Blog

A Lot Of A GHOST, Not Much STORY

Opening today at a few theaters near me:

A GHOST STORY (Dir. David Lowery, 2017)


I walked out of this extremely weird movie in a daze. I wasn’t sure what the hell it was that I just watched. I mean it’s a movie about a ghost who appears as a guy in a children’s Halloween costume – that is, seriously, a white bed sheet with eye holes.

Let me backtrack – the film begins with Casey Affleck and Rooney Mara as a couple living in a house in semi-rural Texas who appear to be preparing to move. Affleck gets killed in an automobile accident and we cut to Mara identifying his body at the hospital. After she places the sheet back over his head and leaves, Affleck sits up and then walks through the building’s halls unseen by anybody because, you know, he’s a ghost now.

He makes the journey back to their house and stands there motionless watching Mara as she mourns. He watches her eat a pie. A whole pie. This scene feels like it goes on forever. Mara eats until she goes to the bathroom to throw up in the background.

Time passes and the ghost stands motionless watching Mara pack up and move away. A new family made up of a single mother and her two kids move in and he watches them. One night in a fit of anger (I guess) he throws and smashes dishes in the kitchen which scares them and they move out shortly after.

Then the house appears to be taken over by hipsters who have impromptu parties with pretentious discussions. Singer/songwriter, and friend of director Lowery, Will Oldham delivers a speech about mortality and the futility of time (I think) that perhaps spells out the movie’s meaning but I dunno.

At some point, the ghost waves to another ghost (identical bed sheet situation) through the window of the house next door and they speak in subtitles with no sound (the ghosts get subtitles but the Spanish-speaking mother and her kids don’t). The other ghost says he’s waiting for someone, but he forgets who. All through this, Affleck’s ghost scratches at one of the walls trying to retrieve a tiny note that Mara’s character wrote and left in a crack.
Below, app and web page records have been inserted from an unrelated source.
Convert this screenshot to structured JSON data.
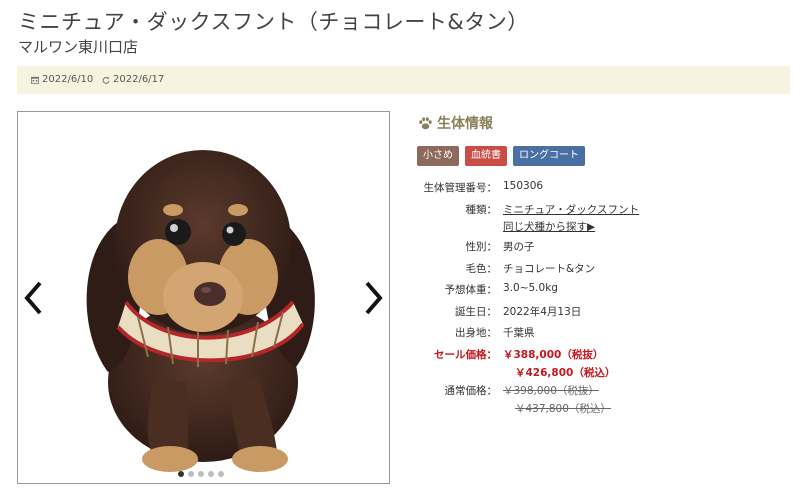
{
  "header": {
    "title": "ミニチュア・ダックスフント（チョコレート&タン）",
    "shop": "マルワン東川口店"
  },
  "dates": {
    "created": "2022/6/10",
    "updated": "2022/6/17"
  },
  "info": {
    "heading": "生体情報",
    "badges": [
      {
        "label": "小さめ",
        "color": "#8e6a5c"
      },
      {
        "label": "血統書",
        "color": "#c94d47"
      },
      {
        "label": "ロングコート",
        "color": "#4a6fa5"
      }
    ],
    "rows": {
      "id": {
        "label": "生体管理番号：",
        "value": "150306"
      },
      "breed": {
        "label": "種類：",
        "value": "ミニチュア・ダックスフント",
        "link2": "同じ犬種から探す▶"
      },
      "sex": {
        "label": "性別：",
        "value": "男の子"
      },
      "color": {
        "label": "毛色：",
        "value": "チョコレート&タン"
      },
      "weight": {
        "label": "予想体重：",
        "value": "3.0~5.0kg"
      },
      "birthday": {
        "label": "誕生日：",
        "value": "2022年4月13日"
      },
      "origin": {
        "label": "出身地：",
        "value": "千葉県"
      },
      "sale": {
        "label": "セール価格：",
        "value": "￥388,000（税抜）",
        "value2": "￥426,800（税込）"
      },
      "regular": {
        "label": "通常価格：",
        "value": "￥398,000（税抜）",
        "value2": "￥437,800（税込）"
      }
    }
  },
  "gallery": {
    "slide_count": 5,
    "active_index": 0
  }
}
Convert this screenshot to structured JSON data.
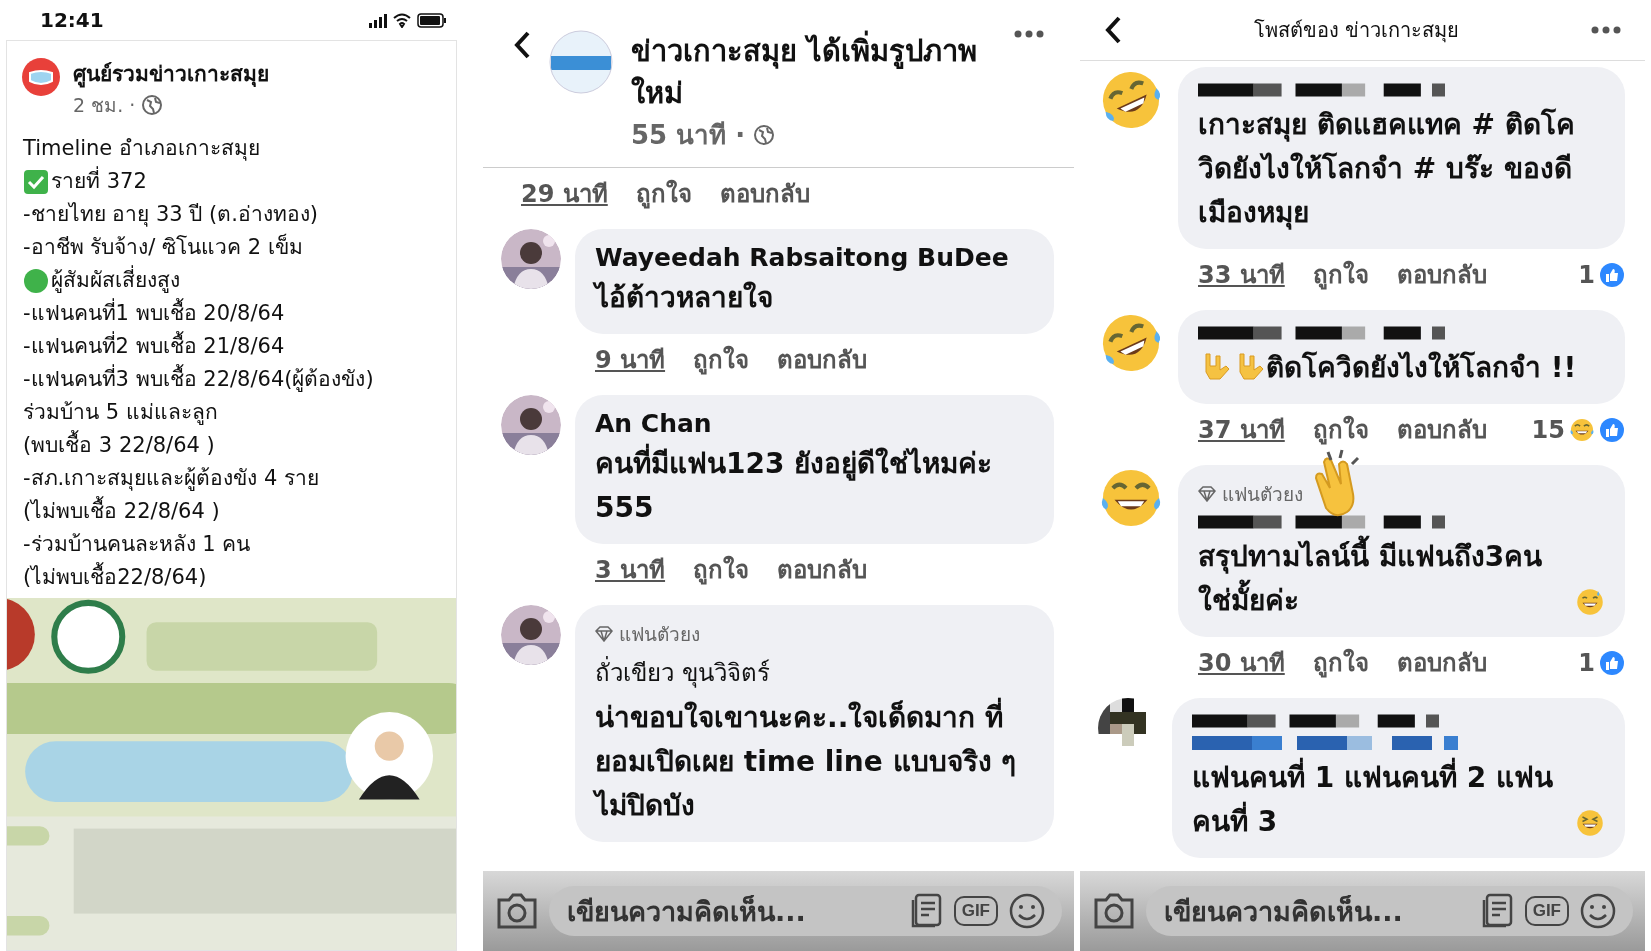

More time passes, and the house gets demolished by bulldozers, and a shiny, modern building is built in its place where the ghost stalks the glass halls. Then we go back in time two hundred years to when European settlers were taking over the land. He stands and watches as history repeats and ends up watching Affleck and Mara again, then he watches as Affleck becomes a ghost, who he watches from behind.

I wonder how much Affleck actually visited the set because for the bulk of the movie it could’ve been anybody under that sheet. Especially since you can’t see eyes behind the holes – just darkness.

The self conscious artsiness of this film, which is all told in long, stationary shots in a square aspect ratio, makes me think that Lowery is trying to get as far away from the commerciality of his last project, PETE’S DRAGON, as he possibly can. Horror fans will likely be baffled by it because, except for the moment the bulldozer comes crashing through the wall, it’s not a scary experience. Haunting is more what Lowery was going for, but while it does indeed have some effective eeriness, it just goes on and on without a truly meaningful point to be made.

There’s maybe a good 20-minute or so short film that could’ve been made with these elements that would spare us all the existential tedium. The only story here is the passing of time, and that wasnt enough to keep me engaged.


But it is a gutsy move for A24 to release a film such as A GHOST STORY during the overcrowded dog days of summer – I admire that – but I can only recommend this picture to people who like being weirded out – very slowly.


More later…